Task directions —
Below are the records to retype. Keep every character exactly and leave out the pictures.

Data to examine —
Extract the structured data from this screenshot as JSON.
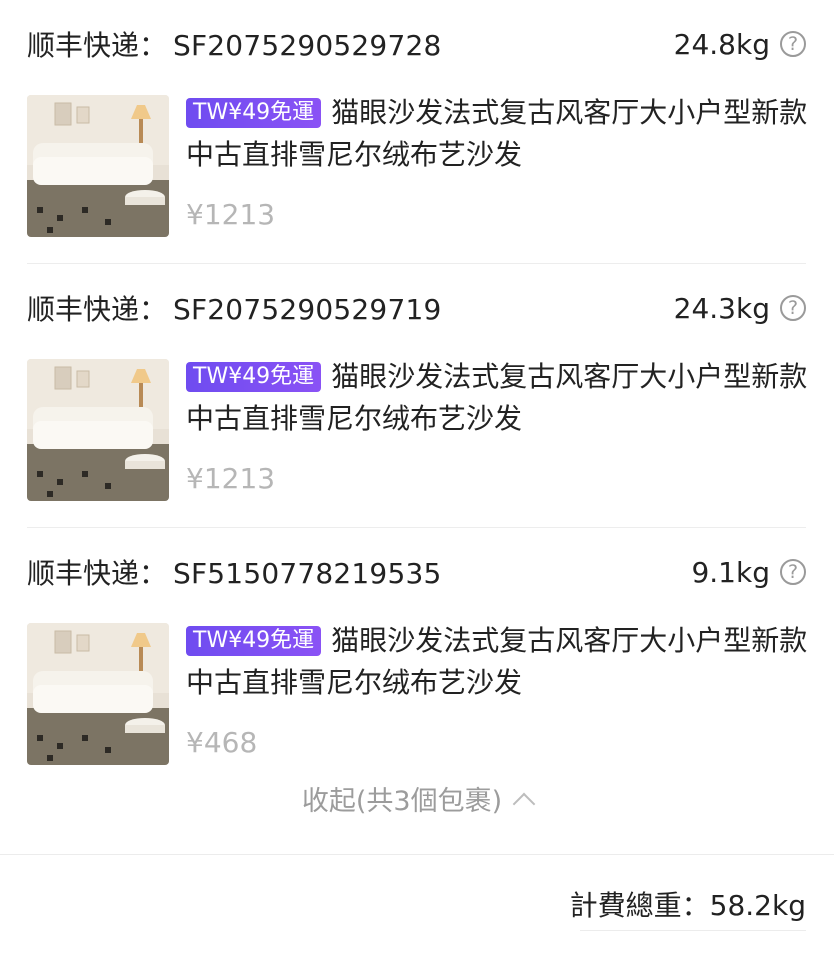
{
  "packages": [
    {
      "carrier_label": "顺丰快递：",
      "tracking_number": "SF2075290529728",
      "weight": "24.8kg",
      "tag": "TW¥49免運",
      "product_title": "猫眼沙发法式复古风客厅大小户型新款中古直排雪尼尔绒布艺沙发",
      "price": "¥1213"
    },
    {
      "carrier_label": "顺丰快递：",
      "tracking_number": "SF2075290529719",
      "weight": "24.3kg",
      "tag": "TW¥49免運",
      "product_title": "猫眼沙发法式复古风客厅大小户型新款中古直排雪尼尔绒布艺沙发",
      "price": "¥1213"
    },
    {
      "carrier_label": "顺丰快递：",
      "tracking_number": "SF5150778219535",
      "weight": "9.1kg",
      "tag": "TW¥49免運",
      "product_title": "猫眼沙发法式复古风客厅大小户型新款中古直排雪尼尔绒布艺沙发",
      "price": "¥468"
    }
  ],
  "help_icon_glyph": "?",
  "collapse_label": "收起(共3個包裹)",
  "total_label": "計費總重：",
  "total_weight": "58.2kg",
  "colors": {
    "tag_bg": "#7650f2",
    "price_gray": "#b6b6b6"
  }
}
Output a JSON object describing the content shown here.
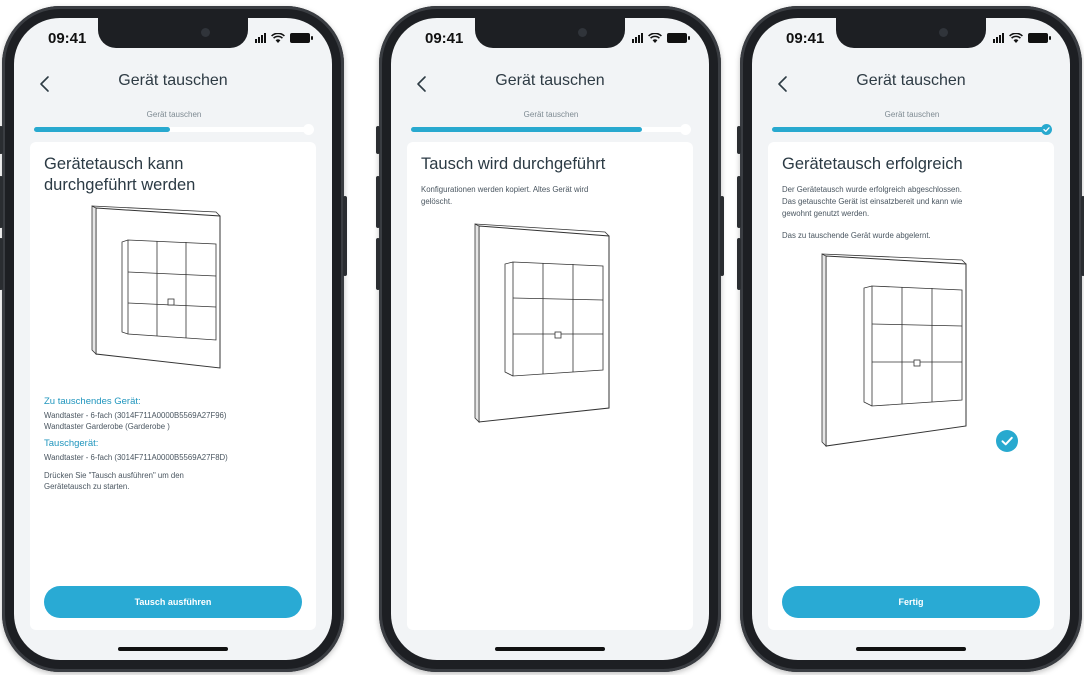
{
  "status_time": "09:41",
  "nav_title": "Gerät tauschen",
  "progress_label": "Gerät tauschen",
  "colors": {
    "accent": "#28a9cf",
    "accent_dark": "#1f95bd",
    "screen_bg": "#f2f4f6"
  },
  "screens": [
    {
      "progress_percent": 50,
      "progress_complete": false,
      "title": "Gerätetausch kann durchgeführt werden",
      "old_device_heading": "Zu tauschendes Gerät:",
      "old_device_line1": "Wandtaster - 6-fach (3014F711A0000B5569A27F96)",
      "old_device_line2": "Wandtaster Garderobe (Garderobe )",
      "new_device_heading": "Tauschgerät:",
      "new_device_line1": "Wandtaster - 6-fach (3014F711A0000B5569A27F8D)",
      "hint_line1": "Drücken Sie \"Tausch ausführen\" um den",
      "hint_line2": "Gerätetausch zu starten.",
      "button_label": "Tausch ausführen"
    },
    {
      "progress_percent": 85,
      "progress_complete": false,
      "title": "Tausch wird durchgeführt",
      "text_line1": "Konfigurationen werden kopiert. Altes Gerät wird",
      "text_line2": "gelöscht."
    },
    {
      "progress_percent": 100,
      "progress_complete": true,
      "title": "Gerätetausch erfolgreich",
      "text_line1": "Der Gerätetausch wurde erfolgreich abgeschlossen.",
      "text_line2": "Das getauschte Gerät ist einsatzbereit und kann wie",
      "text_line3": "gewohnt genutzt werden.",
      "text_line4": "Das zu tauschende Gerät wurde abgelernt.",
      "button_label": "Fertig"
    }
  ],
  "icons": [
    "back-chevron-icon",
    "signal-icon",
    "wifi-icon",
    "battery-icon",
    "checkmark-icon",
    "wall-switch-illustration"
  ]
}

Exercise response —
Extract the structured data from this screenshot as JSON.
{
  "packages": [
    {
      "carrier_label": "顺丰快递：",
      "tracking_number": "SF2075290529728",
      "weight": "24.8kg",
      "tag": "TW¥49免運",
      "product_title": "猫眼沙发法式复古风客厅大小户型新款中古直排雪尼尔绒布艺沙发",
      "price": "¥1213"
    },
    {
      "carrier_label": "顺丰快递：",
      "tracking_number": "SF2075290529719",
      "weight": "24.3kg",
      "tag": "TW¥49免運",
      "product_title": "猫眼沙发法式复古风客厅大小户型新款中古直排雪尼尔绒布艺沙发",
      "price": "¥1213"
    },
    {
      "carrier_label": "顺丰快递：",
      "tracking_number": "SF5150778219535",
      "weight": "9.1kg",
      "tag": "TW¥49免運",
      "product_title": "猫眼沙发法式复古风客厅大小户型新款中古直排雪尼尔绒布艺沙发",
      "price": "¥468"
    }
  ],
  "help_icon_glyph": "?",
  "collapse_label": "收起(共3個包裹)",
  "total_label": "計費總重：",
  "total_weight": "58.2kg",
  "colors": {
    "tag_bg": "#7650f2",
    "price_gray": "#b6b6b6"
  }
}
Output a JSON object describing the content shown here.
{
  "status_time": "09:41",
  "nav_title": "Gerät tauschen",
  "progress_label": "Gerät tauschen",
  "colors": {
    "accent": "#28a9cf",
    "accent_dark": "#1f95bd",
    "screen_bg": "#f2f4f6"
  },
  "screens": [
    {
      "progress_percent": 50,
      "progress_complete": false,
      "title": "Gerätetausch kann durchgeführt werden",
      "old_device_heading": "Zu tauschendes Gerät:",
      "old_device_line1": "Wandtaster - 6-fach (3014F711A0000B5569A27F96)",
      "old_device_line2": "Wandtaster Garderobe (Garderobe )",
      "new_device_heading": "Tauschgerät:",
      "new_device_line1": "Wandtaster - 6-fach (3014F711A0000B5569A27F8D)",
      "hint_line1": "Drücken Sie \"Tausch ausführen\" um den",
      "hint_line2": "Gerätetausch zu starten.",
      "button_label": "Tausch ausführen"
    },
    {
      "progress_percent": 85,
      "progress_complete": false,
      "title": "Tausch wird durchgeführt",
      "text_line1": "Konfigurationen werden kopiert. Altes Gerät wird",
      "text_line2": "gelöscht."
    },
    {
      "progress_percent": 100,
      "progress_complete": true,
      "title": "Gerätetausch erfolgreich",
      "text_line1": "Der Gerätetausch wurde erfolgreich abgeschlossen.",
      "text_line2": "Das getauschte Gerät ist einsatzbereit und kann wie",
      "text_line3": "gewohnt genutzt werden.",
      "text_line4": "Das zu tauschende Gerät wurde abgelernt.",
      "button_label": "Fertig"
    }
  ],
  "icons": [
    "back-chevron-icon",
    "signal-icon",
    "wifi-icon",
    "battery-icon",
    "checkmark-icon",
    "wall-switch-illustration"
  ]
}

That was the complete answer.